An ongoing dialogue on HIV/AIDS, infectious diseases,
September 13th, 2015
Station Eleven Is a Very Good Read — Even for ID Doctors
One of my colleagues, an MD/PhD, stopped me after our clinical conference a few weeks ago. He does basic science research, doesn’t see patients anymore — but he still comes to our clinical conference. Definitely scores points for that. And for being a very smart, interesting, and nice fellow.
This was our conversation, reproduced verbatim:
HIM: Hey Pablo — got a book for you.
He’s called me “Pablo” ever since we went to Cuba for a scientific meeting four years ago. Yes, Cuba. Here are some pictures. And that’s one of Havana’s “taxi huevos” pictured above.
ME: Díme, Mateo.
For the record, neither one of us speaks Spanish very well. I’m pretty sure that means “Tell me, Matt”.
HIM: “Station Eleven.” It takes place in a dystopian future. Highly, highly recommended.
ME: I’m not really into science fiction. But my son is, I’ll let him know.
I’m imagining some Mad Max or Blade Runner-like thing, only a book. I can handle this post-apocalyptic theme in films (though for the record thought both of those movies were only so-so). But a whole novel? Skeptical.
HIM: It’s not really science fiction. Pretty much everyone is wiped out by the flu. It’s from the perspective of the survivors.
ME: I also don’t like books about ID topics written by non-ID doctors for non-medical readers. They get so many details wrong, it’s distracting.
Am I the only one with this view? I must have a dozen books given to me as gifts on ID topics, and most of them are terrible. One of the few I really enjoyed was My Own Country, by Abraham Verghese — and he’s an ID doctor.
HIM: No medical details, don’t worry. Weaves themes of love, art, music, journalism, religion — just what it means to be human. Really, really liked it. Tengo que leer!
I told you we don’t speak Spanish very well.
ME: OK, maybe I’ll give it a go.
Now at this point I’ll confess that the emphasis in that last sentence really should have been on the word maybe, because it just didn’t sound like the kind of book I’d enjoy.
Plus the world is filled with endless books waiting to be read, and there’s only so much time — especially with 1) Elvis Costello’s upcoming autobiography, which will be nearly 700 pages long; 2) wonderful baseball analysis like this available pretty much continuously; and 3) the imminent arrival of the next great flu pandemic, which promises to limit the free time we have available for reading quite substantially, especially if we are unlucky enough to perish in it.

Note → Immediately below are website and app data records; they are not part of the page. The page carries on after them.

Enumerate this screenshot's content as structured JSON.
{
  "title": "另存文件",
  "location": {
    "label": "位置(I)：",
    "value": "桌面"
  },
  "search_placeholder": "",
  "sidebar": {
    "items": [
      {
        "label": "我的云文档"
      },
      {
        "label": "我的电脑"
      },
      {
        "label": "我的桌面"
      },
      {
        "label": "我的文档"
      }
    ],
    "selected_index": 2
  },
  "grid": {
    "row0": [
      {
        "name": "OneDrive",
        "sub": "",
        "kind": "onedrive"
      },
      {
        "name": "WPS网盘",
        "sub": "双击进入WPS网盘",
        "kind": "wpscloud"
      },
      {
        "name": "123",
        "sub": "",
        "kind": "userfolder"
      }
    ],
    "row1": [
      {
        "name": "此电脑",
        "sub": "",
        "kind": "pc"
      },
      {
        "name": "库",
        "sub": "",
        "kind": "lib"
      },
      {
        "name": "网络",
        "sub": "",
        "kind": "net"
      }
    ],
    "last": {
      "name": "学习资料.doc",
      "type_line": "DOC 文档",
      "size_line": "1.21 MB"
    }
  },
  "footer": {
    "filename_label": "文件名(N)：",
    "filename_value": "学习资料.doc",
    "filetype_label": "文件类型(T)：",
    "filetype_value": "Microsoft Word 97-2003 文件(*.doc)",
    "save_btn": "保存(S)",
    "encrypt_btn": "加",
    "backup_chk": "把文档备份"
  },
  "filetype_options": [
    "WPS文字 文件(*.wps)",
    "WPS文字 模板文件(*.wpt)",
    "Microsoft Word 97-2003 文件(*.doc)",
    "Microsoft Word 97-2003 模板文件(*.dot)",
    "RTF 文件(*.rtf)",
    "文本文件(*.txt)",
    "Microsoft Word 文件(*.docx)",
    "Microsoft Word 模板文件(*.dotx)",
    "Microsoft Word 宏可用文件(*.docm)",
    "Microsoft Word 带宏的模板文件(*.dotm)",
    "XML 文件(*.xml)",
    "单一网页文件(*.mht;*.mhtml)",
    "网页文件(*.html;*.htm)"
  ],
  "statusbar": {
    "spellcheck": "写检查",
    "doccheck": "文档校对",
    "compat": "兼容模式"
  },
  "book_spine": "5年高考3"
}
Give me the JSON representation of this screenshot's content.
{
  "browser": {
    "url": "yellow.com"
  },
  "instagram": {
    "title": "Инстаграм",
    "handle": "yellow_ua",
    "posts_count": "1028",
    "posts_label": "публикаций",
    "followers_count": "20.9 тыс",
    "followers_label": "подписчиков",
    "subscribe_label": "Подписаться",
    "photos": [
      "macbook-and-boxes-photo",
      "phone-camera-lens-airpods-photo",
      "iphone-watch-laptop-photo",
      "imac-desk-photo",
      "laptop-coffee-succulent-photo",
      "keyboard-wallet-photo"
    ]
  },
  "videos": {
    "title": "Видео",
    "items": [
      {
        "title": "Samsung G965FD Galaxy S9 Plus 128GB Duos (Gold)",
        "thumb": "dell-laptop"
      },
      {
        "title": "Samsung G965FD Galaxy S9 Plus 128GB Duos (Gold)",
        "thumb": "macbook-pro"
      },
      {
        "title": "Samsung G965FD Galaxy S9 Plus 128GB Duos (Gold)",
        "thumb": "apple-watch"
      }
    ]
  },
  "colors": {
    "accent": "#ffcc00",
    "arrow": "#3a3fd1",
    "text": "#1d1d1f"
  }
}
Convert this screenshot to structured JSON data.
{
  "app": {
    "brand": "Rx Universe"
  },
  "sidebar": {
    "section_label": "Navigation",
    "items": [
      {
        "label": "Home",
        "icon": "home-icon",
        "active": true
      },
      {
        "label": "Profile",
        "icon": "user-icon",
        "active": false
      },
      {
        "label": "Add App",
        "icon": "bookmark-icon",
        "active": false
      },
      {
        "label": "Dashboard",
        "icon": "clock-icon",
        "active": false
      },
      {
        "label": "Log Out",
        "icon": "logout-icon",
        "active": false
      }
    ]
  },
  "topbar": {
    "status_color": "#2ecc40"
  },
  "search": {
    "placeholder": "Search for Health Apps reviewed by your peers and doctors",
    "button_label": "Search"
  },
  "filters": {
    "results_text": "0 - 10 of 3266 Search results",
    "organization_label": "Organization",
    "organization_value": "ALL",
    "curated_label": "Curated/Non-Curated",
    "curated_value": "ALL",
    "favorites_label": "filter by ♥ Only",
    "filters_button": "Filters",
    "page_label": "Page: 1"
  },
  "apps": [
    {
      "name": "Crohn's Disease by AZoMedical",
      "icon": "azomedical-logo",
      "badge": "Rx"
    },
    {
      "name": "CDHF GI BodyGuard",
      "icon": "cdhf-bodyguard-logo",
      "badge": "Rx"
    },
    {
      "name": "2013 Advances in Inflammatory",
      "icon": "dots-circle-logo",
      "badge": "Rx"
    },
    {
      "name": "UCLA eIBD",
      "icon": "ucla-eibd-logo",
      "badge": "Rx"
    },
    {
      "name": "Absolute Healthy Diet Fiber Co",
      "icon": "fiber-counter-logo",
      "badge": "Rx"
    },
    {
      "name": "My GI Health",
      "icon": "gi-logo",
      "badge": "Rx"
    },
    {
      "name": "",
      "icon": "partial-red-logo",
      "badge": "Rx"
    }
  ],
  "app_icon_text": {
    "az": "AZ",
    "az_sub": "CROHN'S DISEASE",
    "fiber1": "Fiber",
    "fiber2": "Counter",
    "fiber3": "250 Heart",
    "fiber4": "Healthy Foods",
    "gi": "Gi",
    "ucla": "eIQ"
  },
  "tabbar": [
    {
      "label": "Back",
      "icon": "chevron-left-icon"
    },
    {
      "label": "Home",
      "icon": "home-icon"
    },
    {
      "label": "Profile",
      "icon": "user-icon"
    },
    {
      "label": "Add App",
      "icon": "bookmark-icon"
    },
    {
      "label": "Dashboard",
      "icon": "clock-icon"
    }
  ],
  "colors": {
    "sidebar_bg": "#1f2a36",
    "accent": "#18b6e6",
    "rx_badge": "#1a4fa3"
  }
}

But I was killing time in our neighborhood book store (how long before those are all gone, even without flu wiping us off the globe?), and the book was featured prominently in the displays. So I started reading it.
And you know what? Matt was right — it’s terrific. The author develops several interesting characters, shifts the story effortlessly between the pre-, immediately post-, and many decades post-flu periods, and strikes just the right tone when describing how humans live in a world without running water, cell phones, internet, electricity, cars, jets, or countries.
They do more than just survive — that’s what makes the book interesting, plausible, and, despite the grim plot, at times quite uplifting.
And, for the record, it has no embarrassingly incorrect medical information, though one might wonder at times how influenza could have a nearly 100% case fatality rate.
Small matter — it’s fiction, after all.